START Available data

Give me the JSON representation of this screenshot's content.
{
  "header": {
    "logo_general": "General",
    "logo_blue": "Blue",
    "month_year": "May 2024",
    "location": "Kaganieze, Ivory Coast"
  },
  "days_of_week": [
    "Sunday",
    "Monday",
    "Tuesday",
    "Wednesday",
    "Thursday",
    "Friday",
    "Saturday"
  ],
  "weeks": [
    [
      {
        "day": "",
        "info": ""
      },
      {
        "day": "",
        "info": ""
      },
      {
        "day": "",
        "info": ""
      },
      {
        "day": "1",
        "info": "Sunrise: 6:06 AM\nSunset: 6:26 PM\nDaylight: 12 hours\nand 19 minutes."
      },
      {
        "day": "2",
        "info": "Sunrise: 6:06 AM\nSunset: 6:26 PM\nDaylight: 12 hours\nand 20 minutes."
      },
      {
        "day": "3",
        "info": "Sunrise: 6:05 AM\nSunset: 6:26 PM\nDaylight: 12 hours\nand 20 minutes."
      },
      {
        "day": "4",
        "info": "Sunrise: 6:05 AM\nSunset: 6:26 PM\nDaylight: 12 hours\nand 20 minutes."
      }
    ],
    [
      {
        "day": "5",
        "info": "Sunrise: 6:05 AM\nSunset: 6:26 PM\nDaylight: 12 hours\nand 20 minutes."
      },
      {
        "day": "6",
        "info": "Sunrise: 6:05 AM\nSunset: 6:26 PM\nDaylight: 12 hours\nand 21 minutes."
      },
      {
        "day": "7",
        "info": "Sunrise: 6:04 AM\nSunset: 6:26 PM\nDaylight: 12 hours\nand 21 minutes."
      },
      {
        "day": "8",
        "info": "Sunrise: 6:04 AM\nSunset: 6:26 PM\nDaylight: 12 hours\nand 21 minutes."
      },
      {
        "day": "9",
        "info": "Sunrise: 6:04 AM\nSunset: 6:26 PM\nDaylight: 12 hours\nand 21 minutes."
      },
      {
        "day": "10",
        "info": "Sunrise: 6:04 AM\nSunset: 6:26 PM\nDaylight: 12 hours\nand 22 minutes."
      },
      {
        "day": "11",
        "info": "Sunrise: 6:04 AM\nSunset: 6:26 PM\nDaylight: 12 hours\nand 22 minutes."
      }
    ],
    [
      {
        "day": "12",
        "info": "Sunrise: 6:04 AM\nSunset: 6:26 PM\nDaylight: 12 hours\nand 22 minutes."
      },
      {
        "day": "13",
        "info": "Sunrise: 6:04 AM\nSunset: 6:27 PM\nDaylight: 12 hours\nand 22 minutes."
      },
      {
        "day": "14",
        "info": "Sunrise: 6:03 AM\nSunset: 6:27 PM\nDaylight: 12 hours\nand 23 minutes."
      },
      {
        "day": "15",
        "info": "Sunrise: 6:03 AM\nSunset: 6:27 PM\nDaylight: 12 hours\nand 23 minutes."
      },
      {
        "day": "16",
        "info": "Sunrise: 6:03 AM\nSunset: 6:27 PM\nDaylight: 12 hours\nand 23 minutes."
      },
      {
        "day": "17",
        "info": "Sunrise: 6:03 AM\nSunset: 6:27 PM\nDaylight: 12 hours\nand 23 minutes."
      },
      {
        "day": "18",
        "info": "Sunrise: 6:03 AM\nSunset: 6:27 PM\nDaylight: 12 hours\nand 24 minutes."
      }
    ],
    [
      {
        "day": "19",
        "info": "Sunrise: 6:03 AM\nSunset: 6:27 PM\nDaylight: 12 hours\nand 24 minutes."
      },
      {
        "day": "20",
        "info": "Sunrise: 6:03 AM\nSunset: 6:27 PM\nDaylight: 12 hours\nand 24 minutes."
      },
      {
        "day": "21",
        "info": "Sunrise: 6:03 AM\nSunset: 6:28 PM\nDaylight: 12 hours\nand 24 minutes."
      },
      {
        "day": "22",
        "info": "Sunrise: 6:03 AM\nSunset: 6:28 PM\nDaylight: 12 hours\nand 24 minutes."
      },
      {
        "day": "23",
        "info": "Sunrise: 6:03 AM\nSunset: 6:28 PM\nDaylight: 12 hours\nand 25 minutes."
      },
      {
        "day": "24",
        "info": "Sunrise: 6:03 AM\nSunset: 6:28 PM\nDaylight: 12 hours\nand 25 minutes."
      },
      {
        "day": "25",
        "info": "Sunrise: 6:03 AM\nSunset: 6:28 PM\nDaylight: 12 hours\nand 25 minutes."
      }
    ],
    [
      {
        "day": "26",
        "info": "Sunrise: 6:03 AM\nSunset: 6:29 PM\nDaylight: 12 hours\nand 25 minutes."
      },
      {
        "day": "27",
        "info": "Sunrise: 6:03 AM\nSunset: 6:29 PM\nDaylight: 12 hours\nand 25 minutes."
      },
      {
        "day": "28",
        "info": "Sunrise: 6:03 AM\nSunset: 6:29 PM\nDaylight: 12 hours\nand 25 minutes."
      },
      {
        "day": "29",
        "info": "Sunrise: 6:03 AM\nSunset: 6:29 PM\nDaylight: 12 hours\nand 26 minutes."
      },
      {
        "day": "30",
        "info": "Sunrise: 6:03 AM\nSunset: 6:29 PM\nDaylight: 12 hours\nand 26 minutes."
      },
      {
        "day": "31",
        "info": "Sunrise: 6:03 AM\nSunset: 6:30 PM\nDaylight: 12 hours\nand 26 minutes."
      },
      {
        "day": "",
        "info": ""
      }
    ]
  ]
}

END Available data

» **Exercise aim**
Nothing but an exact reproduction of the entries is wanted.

» **The answer**
Give me the JSON representation of this screenshot's content.
{
  "header": {
    "logo_general": "General",
    "logo_blue": "Blue",
    "month_year": "May 2024",
    "location": "Kaganieze, Ivory Coast"
  },
  "days_of_week": [
    "Sunday",
    "Monday",
    "Tuesday",
    "Wednesday",
    "Thursday",
    "Friday",
    "Saturday"
  ],
  "weeks": [
    [
      {
        "day": "",
        "info": ""
      },
      {
        "day": "",
        "info": ""
      },
      {
        "day": "",
        "info": ""
      },
      {
        "day": "1",
        "info": "Sunrise: 6:06 AM\nSunset: 6:26 PM\nDaylight: 12 hours\nand 19 minutes."
      },
      {
        "day": "2",
        "info": "Sunrise: 6:06 AM\nSunset: 6:26 PM\nDaylight: 12 hours\nand 20 minutes."
      },
      {
        "day": "3",
        "info": "Sunrise: 6:05 AM\nSunset: 6:26 PM\nDaylight: 12 hours\nand 20 minutes."
      },
      {
        "day": "4",
        "info": "Sunrise: 6:05 AM\nSunset: 6:26 PM\nDaylight: 12 hours\nand 20 minutes."
      }
    ],
    [
      {
        "day": "5",
        "info": "Sunrise: 6:05 AM\nSunset: 6:26 PM\nDaylight: 12 hours\nand 20 minutes."
      },
      {
        "day": "6",
        "info": "Sunrise: 6:05 AM\nSunset: 6:26 PM\nDaylight: 12 hours\nand 21 minutes."
      },
      {
        "day": "7",
        "info": "Sunrise: 6:04 AM\nSunset: 6:26 PM\nDaylight: 12 hours\nand 21 minutes."
      },
      {
        "day": "8",
        "info": "Sunrise: 6:04 AM\nSunset: 6:26 PM\nDaylight: 12 hours\nand 21 minutes."
      },
      {
        "day": "9",
        "info": "Sunrise: 6:04 AM\nSunset: 6:26 PM\nDaylight: 12 hours\nand 21 minutes."
      },
      {
        "day": "10",
        "info": "Sunrise: 6:04 AM\nSunset: 6:26 PM\nDaylight: 12 hours\nand 22 minutes."
      },
      {
        "day": "11",
        "info": "Sunrise: 6:04 AM\nSunset: 6:26 PM\nDaylight: 12 hours\nand 22 minutes."
      }
    ],
    [
      {
        "day": "12",
        "info": "Sunrise: 6:04 AM\nSunset: 6:26 PM\nDaylight: 12 hours\nand 22 minutes."
      },
      {
        "day": "13",
        "info": "Sunrise: 6:04 AM\nSunset: 6:27 PM\nDaylight: 12 hours\nand 22 minutes."
      },
      {
        "day": "14",
        "info": "Sunrise: 6:03 AM\nSunset: 6:27 PM\nDaylight: 12 hours\nand 23 minutes."
      },
      {
        "day": "15",
        "info": "Sunrise: 6:03 AM\nSunset: 6:27 PM\nDaylight: 12 hours\nand 23 minutes."
      },
      {
        "day": "16",
        "info": "Sunrise: 6:03 AM\nSunset: 6:27 PM\nDaylight: 12 hours\nand 23 minutes."
      },
      {
        "day": "17",
        "info": "Sunrise: 6:03 AM\nSunset: 6:27 PM\nDaylight: 12 hours\nand 23 minutes."
      },
      {
        "day": "18",
        "info": "Sunrise: 6:03 AM\nSunset: 6:27 PM\nDaylight: 12 hours\nand 24 minutes."
      }
    ],
    [
      {
        "day": "19",
        "info": "Sunrise: 6:03 AM\nSunset: 6:27 PM\nDaylight: 12 hours\nand 24 minutes."
      },
      {
        "day": "20",
        "info": "Sunrise: 6:03 AM\nSunset: 6:27 PM\nDaylight: 12 hours\nand 24 minutes."
      },
      {
        "day": "21",
        "info": "Sunrise: 6:03 AM\nSunset: 6:28 PM\nDaylight: 12 hours\nand 24 minutes."
      },
      {
        "day": "22",
        "info": "Sunrise: 6:03 AM\nSunset: 6:28 PM\nDaylight: 12 hours\nand 24 minutes."
      },
      {
        "day": "23",
        "info": "Sunrise: 6:03 AM\nSunset: 6:28 PM\nDaylight: 12 hours\nand 25 minutes."
      },
      {
        "day": "24",
        "info": "Sunrise: 6:03 AM\nSunset: 6:28 PM\nDaylight: 12 hours\nand 25 minutes."
      },
      {
        "day": "25",
        "info": "Sunrise: 6:03 AM\nSunset: 6:28 PM\nDaylight: 12 hours\nand 25 minutes."
      }
    ],
    [
      {
        "day": "26",
        "info": "Sunrise: 6:03 AM\nSunset: 6:29 PM\nDaylight: 12 hours\nand 25 minutes."
      },
      {
        "day": "27",
        "info": "Sunrise: 6:03 AM\nSunset: 6:29 PM\nDaylight: 12 hours\nand 25 minutes."
      },
      {
        "day": "28",
        "info": "Sunrise: 6:03 AM\nSunset: 6:29 PM\nDaylight: 12 hours\nand 25 minutes."
      },
      {
        "day": "29",
        "info": "Sunrise: 6:03 AM\nSunset: 6:29 PM\nDaylight: 12 hours\nand 26 minutes."
      },
      {
        "day": "30",
        "info": "Sunrise: 6:03 AM\nSunset: 6:29 PM\nDaylight: 12 hours\nand 26 minutes."
      },
      {
        "day": "31",
        "info": "Sunrise: 6:03 AM\nSunset: 6:30 PM\nDaylight: 12 hours\nand 26 minutes."
      },
      {
        "day": "",
        "info": ""
      }
    ]
  ]
}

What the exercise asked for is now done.